Apparently, Swedish sperm donors are more stable, mature and have better social skills than the average Swedish man, according to the results of a new study.

The study suggested that sperm donors score better in aptitude tests on responsibility, confidence and self-acceptance, when compared to non-donors. The study was conducted at Linköping University in central Sweden.

The findings have been published in the British Journal of Obstetrics and Gynaecology.
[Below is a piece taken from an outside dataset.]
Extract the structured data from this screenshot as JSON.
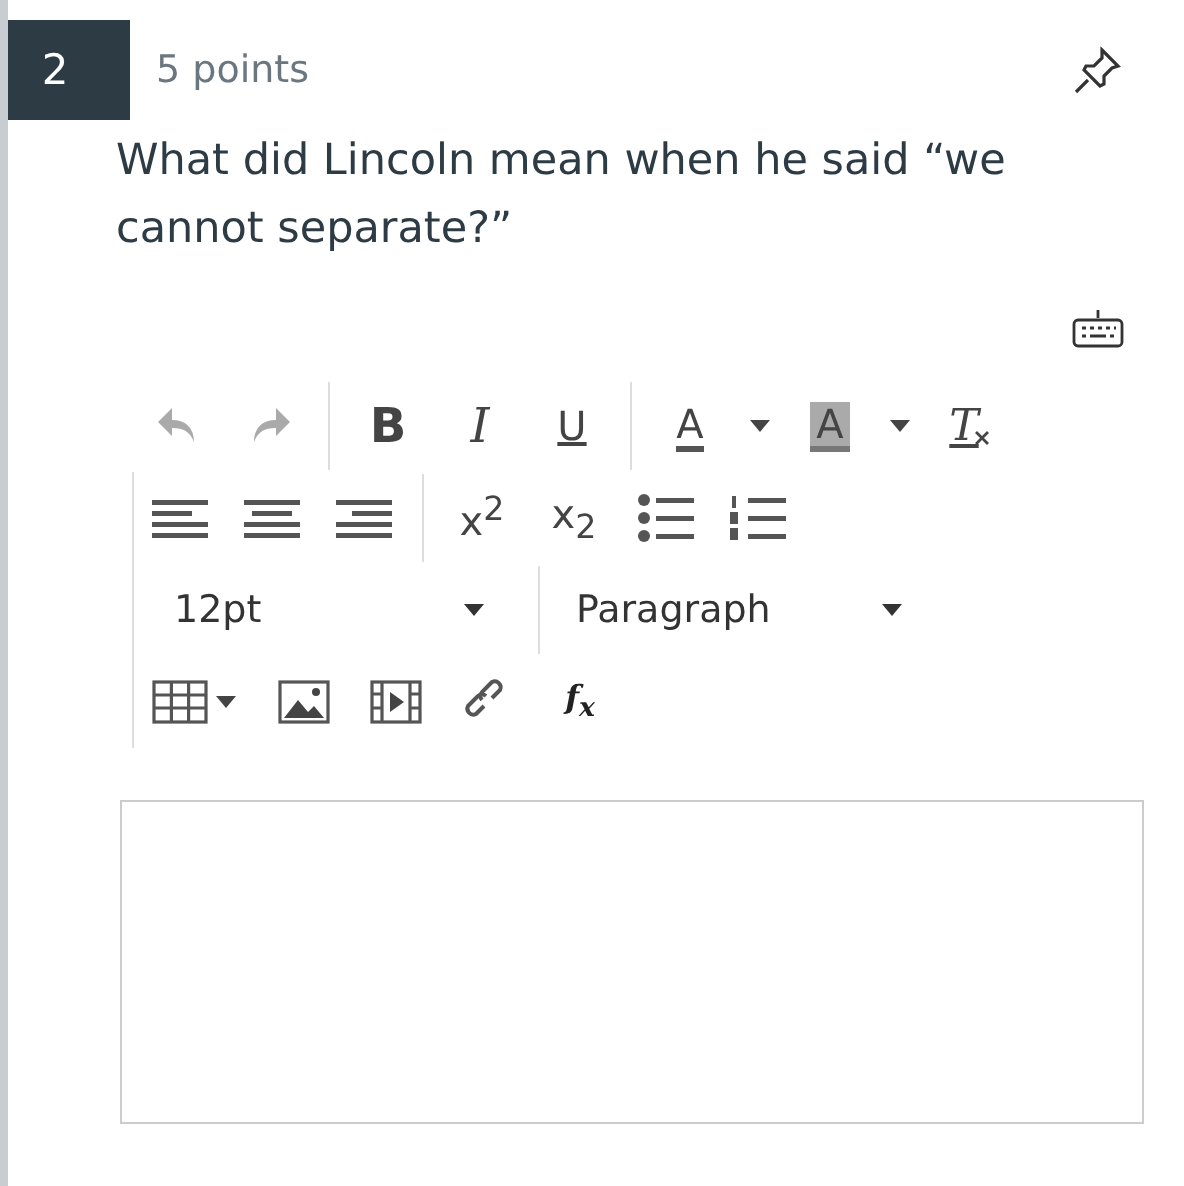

The study focused on 115 men who donated sperm at clinics in Sweden between 2005 and 2008, comparing them with men of similar age who did not attempt to donate sperm.

The men who are accepted for the program were all in the normal range of character and also demonstrated a mature personality and a stable character, said the study's main author Gunilla Sydsjö in an email to Reuters Health.
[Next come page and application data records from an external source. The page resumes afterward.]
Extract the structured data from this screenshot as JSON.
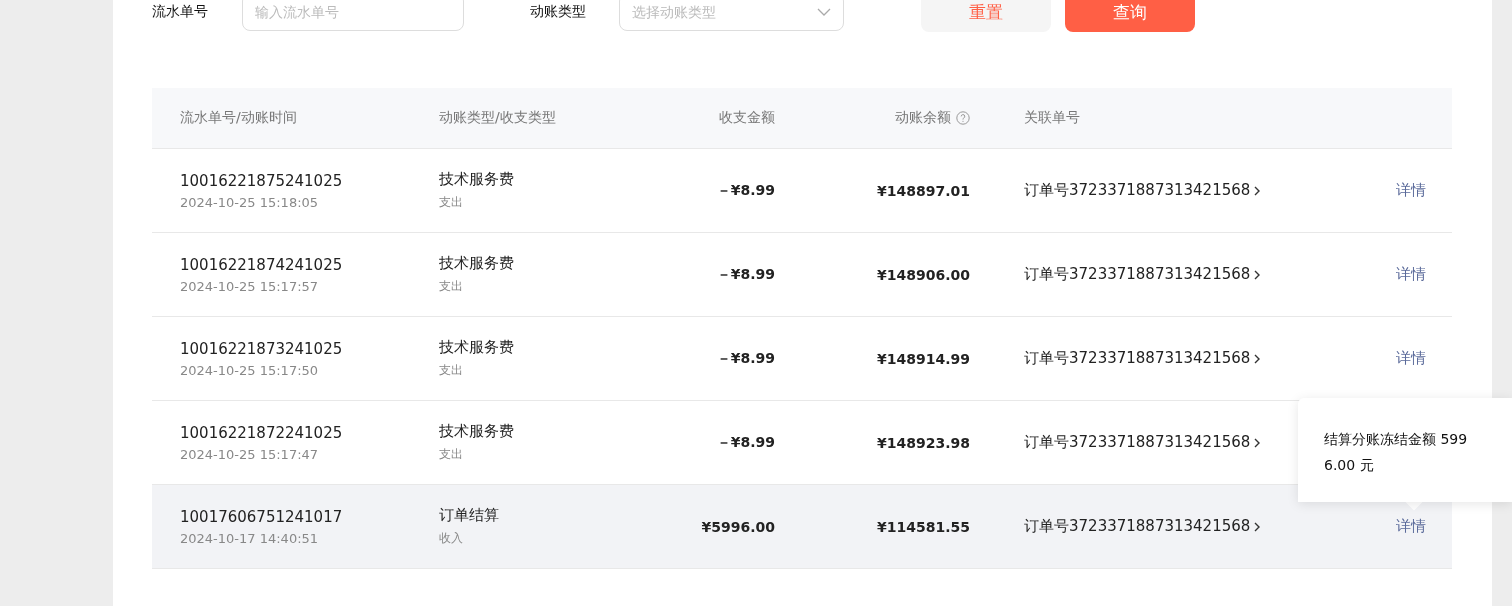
{
  "filters": [
    {
      "label": "流水单号",
      "kind": "input",
      "placeholder": "输入流水单号"
    },
    {
      "label": "动账类型",
      "kind": "select",
      "placeholder": "选择动账类型"
    }
  ],
  "buttons": [
    {
      "label": "重置",
      "kind": "secondary"
    },
    {
      "label": "查询",
      "kind": "primary"
    }
  ],
  "table": {
    "columns": [
      {
        "label": "流水单号/动账时间",
        "help": false
      },
      {
        "label": "动账类型/收支类型",
        "help": false
      },
      {
        "label": "收支金额",
        "help": false
      },
      {
        "label": "动账余额",
        "help": true
      },
      {
        "label": "关联单号",
        "help": false
      }
    ],
    "rows": [
      {
        "serial": "10016221875241025",
        "time": "2024-10-25 15:18:05",
        "type": "技术服务费",
        "direction": "支出",
        "amount": "－¥8.99",
        "balance": "¥148897.01",
        "order": "订单号3723371887313421568",
        "action": "详情",
        "highlighted": false
      },
      {
        "serial": "10016221874241025",
        "time": "2024-10-25 15:17:57",
        "type": "技术服务费",
        "direction": "支出",
        "amount": "－¥8.99",
        "balance": "¥148906.00",
        "order": "订单号3723371887313421568",
        "action": "详情",
        "highlighted": false
      },
      {
        "serial": "10016221873241025",
        "time": "2024-10-25 15:17:50",
        "type": "技术服务费",
        "direction": "支出",
        "amount": "－¥8.99",
        "balance": "¥148914.99",
        "order": "订单号3723371887313421568",
        "action": "详情",
        "highlighted": false
      },
      {
        "serial": "10016221872241025",
        "time": "2024-10-25 15:17:47",
        "type": "技术服务费",
        "direction": "支出",
        "amount": "－¥8.99",
        "balance": "¥148923.98",
        "order": "订单号3723371887313421568",
        "highlighted": false
      },
      {
        "serial": "10017606751241017",
        "time": "2024-10-17 14:40:51",
        "type": "订单结算",
        "direction": "收入",
        "amount": "¥5996.00",
        "balance": "¥114581.55",
        "order": "订单号3723371887313421568",
        "action": "详情",
        "highlighted": true
      }
    ]
  },
  "tooltip": {
    "text": "结算分账冻结金额 5996.00 元"
  }
}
Sweden was the first country to pass a non-anonymous law that allowed children to contact the sperm donor, if they so wanted to. Furthermore, in Sweden men are only allowed to volunteer for donation; in the U.S., not only are donors allowed to remain anonymous, they can also be paid.
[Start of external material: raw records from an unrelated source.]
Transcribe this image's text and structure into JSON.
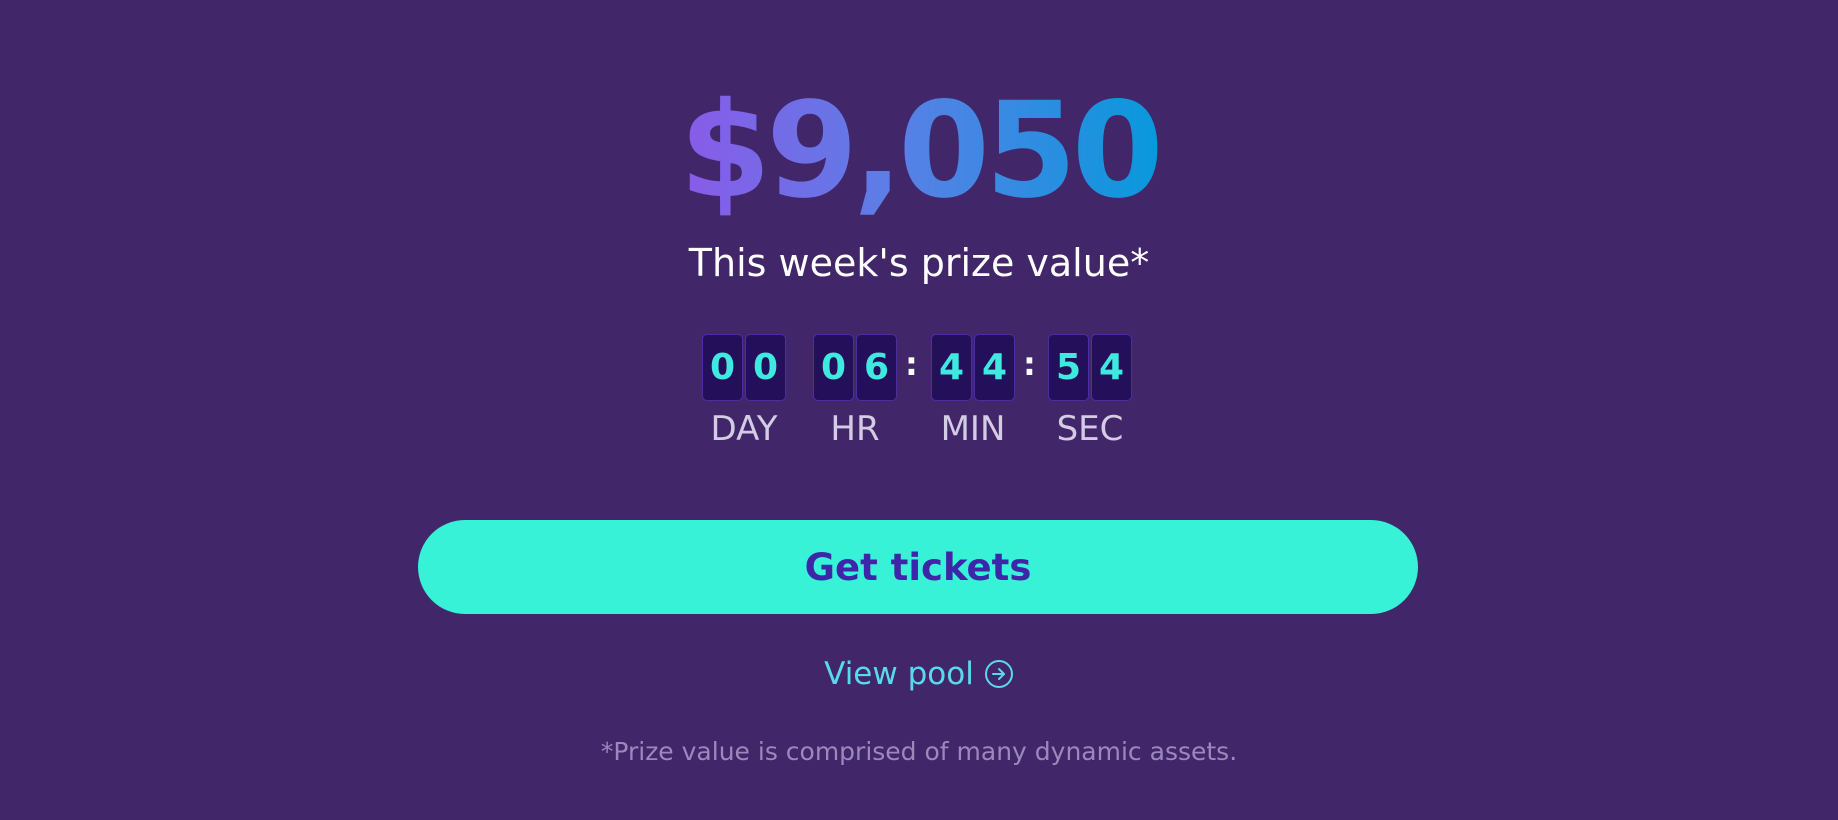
{
  "prize": {
    "amount": "$9,050",
    "label": "This week's prize value*"
  },
  "countdown": {
    "day": {
      "digits": [
        "0",
        "0"
      ],
      "label": "DAY"
    },
    "hour": {
      "digits": [
        "0",
        "6"
      ],
      "label": "HR"
    },
    "min": {
      "digits": [
        "4",
        "4"
      ],
      "label": "MIN"
    },
    "sec": {
      "digits": [
        "5",
        "4"
      ],
      "label": "SEC"
    },
    "separator": ":"
  },
  "cta": {
    "label": "Get tickets"
  },
  "view_pool": {
    "label": "View pool",
    "icon": "arrow-right-circle-icon"
  },
  "footnote": "*Prize value is comprised of many dynamic assets.",
  "colors": {
    "background": "#42266a",
    "accent": "#37f2d6",
    "button_text": "#3d26a8",
    "digit_text": "#3fe9e0",
    "link": "#5ad9ee"
  }
}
In addition to improved scores on aptitude tests, differences were also found between single and married men making deposits. The former tended to be more pessimistic and passive. The study also showed that 43 percent of Swedish donors were married and 36 percent had children of their own.